It is hoped that with recent monetary tightening to rein in inflation, savers will be re-incentivized to invest in financial assets that can be used for financing private investment projects and improve efficiency of resource allocation as measured by the ICOR (Incremental Capital-Output Ratio). Higher domestic savings would also reduce firms’ dependence on short-term external debt instruments that are highly volatile and based on arbitrageur tendencies. It is this issue that we now turn to.

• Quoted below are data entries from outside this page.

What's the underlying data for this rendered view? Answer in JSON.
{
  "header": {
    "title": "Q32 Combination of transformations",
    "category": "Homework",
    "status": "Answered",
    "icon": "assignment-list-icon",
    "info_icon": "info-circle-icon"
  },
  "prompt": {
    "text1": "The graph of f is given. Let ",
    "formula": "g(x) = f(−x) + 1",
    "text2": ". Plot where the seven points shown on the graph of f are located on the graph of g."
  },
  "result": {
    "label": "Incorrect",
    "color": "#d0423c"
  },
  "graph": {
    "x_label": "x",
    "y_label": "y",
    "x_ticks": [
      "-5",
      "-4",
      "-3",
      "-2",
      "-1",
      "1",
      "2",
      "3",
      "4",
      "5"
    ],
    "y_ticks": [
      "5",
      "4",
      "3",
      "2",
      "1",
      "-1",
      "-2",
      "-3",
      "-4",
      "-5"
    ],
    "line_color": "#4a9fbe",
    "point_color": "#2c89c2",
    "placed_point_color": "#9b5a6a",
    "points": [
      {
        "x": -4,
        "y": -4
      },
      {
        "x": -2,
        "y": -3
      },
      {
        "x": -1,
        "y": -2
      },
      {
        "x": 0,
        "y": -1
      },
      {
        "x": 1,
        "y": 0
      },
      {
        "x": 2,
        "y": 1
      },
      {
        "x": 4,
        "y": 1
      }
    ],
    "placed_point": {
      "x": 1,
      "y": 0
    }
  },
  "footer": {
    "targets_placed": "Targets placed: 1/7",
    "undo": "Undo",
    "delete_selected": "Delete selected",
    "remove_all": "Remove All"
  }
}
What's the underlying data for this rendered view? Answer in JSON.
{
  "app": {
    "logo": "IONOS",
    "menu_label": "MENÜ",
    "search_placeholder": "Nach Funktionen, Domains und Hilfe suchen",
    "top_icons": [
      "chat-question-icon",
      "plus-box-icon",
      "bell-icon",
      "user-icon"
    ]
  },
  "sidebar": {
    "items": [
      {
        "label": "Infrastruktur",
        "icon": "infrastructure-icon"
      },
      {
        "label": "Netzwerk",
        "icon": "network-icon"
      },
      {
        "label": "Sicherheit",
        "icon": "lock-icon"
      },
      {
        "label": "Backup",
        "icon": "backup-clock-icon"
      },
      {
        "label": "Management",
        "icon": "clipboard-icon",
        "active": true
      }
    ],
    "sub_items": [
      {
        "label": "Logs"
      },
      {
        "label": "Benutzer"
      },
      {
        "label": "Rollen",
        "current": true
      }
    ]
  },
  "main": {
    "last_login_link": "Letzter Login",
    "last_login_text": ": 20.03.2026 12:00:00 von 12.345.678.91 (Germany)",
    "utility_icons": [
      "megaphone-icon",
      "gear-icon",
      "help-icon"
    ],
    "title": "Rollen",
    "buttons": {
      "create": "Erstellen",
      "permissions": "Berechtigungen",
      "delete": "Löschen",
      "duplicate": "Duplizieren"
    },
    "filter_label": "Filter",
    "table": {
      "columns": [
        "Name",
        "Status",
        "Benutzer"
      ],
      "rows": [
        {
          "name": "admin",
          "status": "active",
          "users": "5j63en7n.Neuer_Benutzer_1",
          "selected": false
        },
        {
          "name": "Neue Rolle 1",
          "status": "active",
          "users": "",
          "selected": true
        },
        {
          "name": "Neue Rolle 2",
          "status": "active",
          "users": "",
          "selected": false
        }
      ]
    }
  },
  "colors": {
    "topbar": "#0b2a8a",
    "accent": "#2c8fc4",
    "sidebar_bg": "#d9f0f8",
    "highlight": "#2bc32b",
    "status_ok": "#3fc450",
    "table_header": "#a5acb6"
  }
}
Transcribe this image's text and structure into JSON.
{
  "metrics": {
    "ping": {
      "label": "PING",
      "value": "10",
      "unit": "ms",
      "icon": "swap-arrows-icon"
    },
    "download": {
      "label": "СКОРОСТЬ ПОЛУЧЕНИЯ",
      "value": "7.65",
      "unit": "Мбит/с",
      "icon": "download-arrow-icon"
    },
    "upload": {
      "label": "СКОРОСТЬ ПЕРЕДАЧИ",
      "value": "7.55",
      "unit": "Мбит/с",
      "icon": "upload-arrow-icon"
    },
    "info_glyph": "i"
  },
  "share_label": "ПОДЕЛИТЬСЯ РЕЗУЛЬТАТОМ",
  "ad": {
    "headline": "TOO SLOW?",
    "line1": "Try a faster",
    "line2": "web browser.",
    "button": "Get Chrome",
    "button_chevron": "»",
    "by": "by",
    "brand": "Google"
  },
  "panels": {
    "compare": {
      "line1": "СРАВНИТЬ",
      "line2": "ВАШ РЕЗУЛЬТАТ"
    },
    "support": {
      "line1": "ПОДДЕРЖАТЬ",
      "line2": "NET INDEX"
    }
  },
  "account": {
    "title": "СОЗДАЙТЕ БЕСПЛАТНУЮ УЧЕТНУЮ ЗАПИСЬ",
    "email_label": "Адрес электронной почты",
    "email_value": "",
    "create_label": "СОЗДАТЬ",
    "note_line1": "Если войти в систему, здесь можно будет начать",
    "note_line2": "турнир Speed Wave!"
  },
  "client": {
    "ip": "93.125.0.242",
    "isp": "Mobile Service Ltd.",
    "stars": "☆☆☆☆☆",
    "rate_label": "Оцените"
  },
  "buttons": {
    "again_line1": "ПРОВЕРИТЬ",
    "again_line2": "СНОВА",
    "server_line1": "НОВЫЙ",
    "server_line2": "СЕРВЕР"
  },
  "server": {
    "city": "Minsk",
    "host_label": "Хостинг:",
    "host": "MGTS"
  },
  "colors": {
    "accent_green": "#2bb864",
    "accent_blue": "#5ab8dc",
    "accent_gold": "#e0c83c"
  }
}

  •  Quantitative assessment of the impact of volatility in Foreign Institutional Investment
  •  In the year 2008-09, following the subprime crisis and global loss of business confidence, FIIs recorded a net capital outflow of approximately $14 billion. This was facilitated by near-perfect information and split-second trading in financial markets due to the advent of modern technology.
  •  There was net outflow of USD 7.2 billion from the Indian market in June and July 2013 of which USD 5.4 billion was from debt market triggered by global risk aversion and currency weakness. This sudden outflow caused a plummet in the value of Indian rupee (nominal depreciation), which hit an all-time low of Rs.68.18 against the US dollar.   The above situation is regarded as a vicious cycle as depreciation of the rupee could prompt even more investors to withdraw funds on accounts of exchange rate risk and the need for interest arbitrage parity.
  • There has been a gradual increase in the proportion of short-term debt (less than three months) to approximately 25% of all external debt. This is indicative of an increased exposure to bankruptcy and a payments crisis exacerbated by the tendency of higher medium-term interest rates in the United States due to its QE taper.
  • The above analysis submits that external finance has undoubtedly played a huge role in India’s development, as measured by the various economic indices. However, policymakers must view this tool as a double-edged sword and continuously make efforts to maximize domestic savings mobilization as a safer method (less prone to volatility and exchange rate risks) to finance investment projects in India. In certain sectors, Foreign Direct Investment of a permanent nature can have a beneficial impact due to technology and knowledge spillovers, but it is incumbent upon us to provide them with an atmosphere and framework conducive to business.

Akhil is currently in his second year at college, pursuing a Bachelor of Arts degree in Economics (Hons) at Sri Ram College of Commerce, University of Delhi. He has been passionate about writing since an early age and is currently involved with the official College magazine and Economics Department magazine at SRCC. His areas of interest include behavioural economics / finance, econometric analysis, macroeconomic policy, and political theory. He spends his free time reading extensively, watching interesting videos on YouTube, and trying to convince everybody around him that he really does know a thing or two about economics in the midst of all the pontification!

 [1] We define competitiveness as R = ePf/ P where R denotes the real exchange rate, e the nominal exchange rate, Pf  is the foreign price level, and P is the domestic price level

Posted by The Indian Economist | For the Curious Mind